Second division soccer on a real cable television network in the United States? While that thought is usually reserved for the English Championship division, it is also a reality right here at home in the United States.

That’s because the NASL has entered into an agreement with broadcast partner beIN Sports to carry its matches this upcoming season. It’s the first agreement between a professional league in North America and the international sports broadcaster, and will mean live league games on the network in America.

“We’re obviously very excited to announce our new partnership with beIN SPORTS,” NASL Commissioner Bill Peterson said in a statement. “Like the NASL, beIN SPORTS has quickly grown in importance and stature across North America.
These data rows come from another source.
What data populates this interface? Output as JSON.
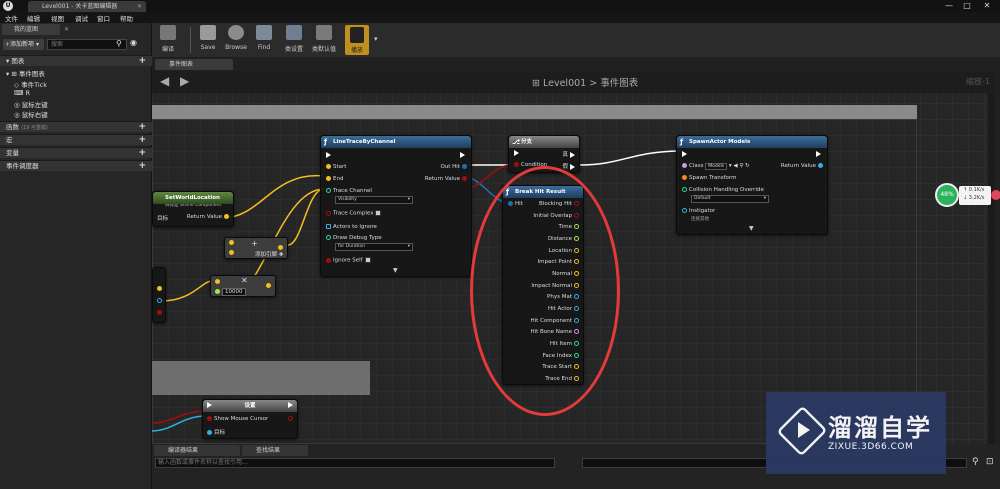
{
  "window": {
    "tab_title": "Level001 - 关卡蓝图编辑器",
    "controls": [
      "—",
      "□",
      "✕"
    ]
  },
  "menu": [
    "文件",
    "编辑",
    "视图",
    "调试",
    "窗口",
    "帮助"
  ],
  "left_panel": {
    "tab": "我的蓝图",
    "add_new": "添加新项",
    "search_placeholder": "搜索",
    "sections": {
      "graph": "图表",
      "functions": "函数",
      "functions_count": "(19 可重载)",
      "macros": "宏",
      "variables": "变量",
      "dispatchers": "事件调度器"
    },
    "tree": {
      "event_graph": "事件图表",
      "items": [
        "事件Tick",
        "R",
        "鼠标左键",
        "鼠标右键"
      ]
    }
  },
  "toolbar": {
    "compile": "编译",
    "save": "Save",
    "browse": "Browse",
    "find": "Find",
    "class_settings": "类设置",
    "class_defaults": "类默认值",
    "play": "播放"
  },
  "graph": {
    "tab": "事件图表",
    "breadcrumb_level": "Level001",
    "breadcrumb_sep": ">",
    "breadcrumb_graph": "事件图表",
    "zoom": "缩放-1"
  },
  "nodes": {
    "line_trace": {
      "title": "LineTraceByChannel",
      "start": "Start",
      "end": "End",
      "trace_channel": "Trace Channel",
      "trace_channel_value": "Visibility",
      "trace_complex": "Trace Complex",
      "actors_to_ignore": "Actors to Ignore",
      "draw_debug": "Draw Debug Type",
      "draw_debug_value": "for Duration",
      "ignore_self": "Ignore Self",
      "out_hit": "Out Hit",
      "return_value": "Return Value"
    },
    "set_world": {
      "title": "SetWorldLocation",
      "subtitle": "目标是 Scene Component",
      "target": "目标",
      "return_value": "Return Value"
    },
    "add_pin": {
      "label": "添加引脚"
    },
    "multiply": {
      "value": "10000"
    },
    "branch": {
      "title": "分支",
      "condition": "Condition",
      "true_label": "真",
      "false_label": "假"
    },
    "break_hit": {
      "title": "Break Hit Result",
      "hit": "Hit",
      "outputs": [
        "Blocking Hit",
        "Initial Overlap",
        "Time",
        "Distance",
        "Location",
        "Impact Point",
        "Normal",
        "Impact Normal",
        "Phys Mat",
        "Hit Actor",
        "Hit Component",
        "Hit Bone Name",
        "Hit Item",
        "Face Index",
        "Trace Start",
        "Trace End"
      ]
    },
    "spawn": {
      "title": "SpawnActor Models",
      "class": "Class",
      "class_value": "Models",
      "spawn_transform": "Spawn Transform",
      "collision": "Collision Handling Override",
      "collision_value": "Default",
      "instigator": "Instigator",
      "instigator_value": "连接其他",
      "return_value": "Return Value"
    },
    "set_node": {
      "title": "设置",
      "show_cursor": "Show Mouse Cursor",
      "target": "目标"
    }
  },
  "stats": {
    "percent": "48%",
    "up": "0.1K/s",
    "down": "3.2K/s"
  },
  "bottom": {
    "tab1": "编译器结果",
    "tab2": "查找结果",
    "search_placeholder": "输入函数或事件名称以查找引用..."
  },
  "watermark": {
    "title": "溜溜自学",
    "subtitle": "ZIXUE.3D66.COM"
  },
  "colors": {
    "exec": "#ffffff",
    "vector": "#f2c01e",
    "struct": "#1f6fb3",
    "bool": "#a10e0e",
    "float": "#a2ea4a",
    "object": "#2fb0e8",
    "name": "#c89bf0",
    "int": "#2ad7a0",
    "annotation": "#e33a3a"
  }
}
Our savvy pro soccer fans here in North America are watching beIN SPORTS on a regular basis, and now they’ll be able to watch exciting and competitive NASL action every week.”

The deal will mean at least 34 matches will be broadcast on beIN Sports throughout the United States, Canada and Puerto Rico. A full 11 of those matches will be weekend matches in the spring half of the season, 18 in the fall and five will take place during the week.

NASL kicks off its 2016 season with a televised match on beIN Sports between Florida rivals Fort Lauderdale Strikers and Miami FC. What won’t be seen are the New York Cosmos, who have their own television rights deal, and while that hurts in the largest TV market in the country, this league has plenty to be happy about today.

What isn’t being talked about though, is just how vital this deal is in the behind the scenes battle for the hearts and dollars of American soccer fans. It’s also part of the NASL’s branding as the alternative, not the “second division” to MLS.

No doubt the leagues are far apart in terms of attention and growth, but the NASL quickly moved on from a “second division” model to now openly talking about competing with MLS for the top spot in the minds of the American soccer fan.

Having these rights, along with its growing base of teams in major markets, gives the NASL the solid footing it needs to continue to sustain and grow.

So does the fact that MLS’ relationship with USL changed that league’s dynamics.

Gone are the days of the NASL and USL competing for the same players, some of the same cities and the moniker of the “official second division” league on the U.S. soccer pyramid.

The USL has basically become a feeder league to MLS and its symbiotic relationship means it has gone from a viable second division league to further down the structure within the U.S. soccer pyramid.

On the other hand, the NASL has positioned itself in a ownership model much more recognizable to the American sports fan and has allowed for big name players (perhaps on their last legs or not) to become part of the setup.

No salary caps, owners willing to spend to get attention and increasing quality and now this television announcement certainly positions the NASL in a way that no one really saw coming even five years ago, let alone 10.

Getting this rights deal changes the game, and now it is all about the next steps to make this league grow and spread at a pace that won’t make the NASL of today go the route of its predecessor.


About Andrew Coppens

Andy is a contributor to The Comeback as well as Publisher of Big Ten site talking10. He also is a member of the FWAA and has been covering college sports since 2011. Andy is an avid soccer fan and runs the Celtic FC site The Celtic Bhoys. If he's not writing about sports, you can find him enjoying them in front of the TV with a good beer!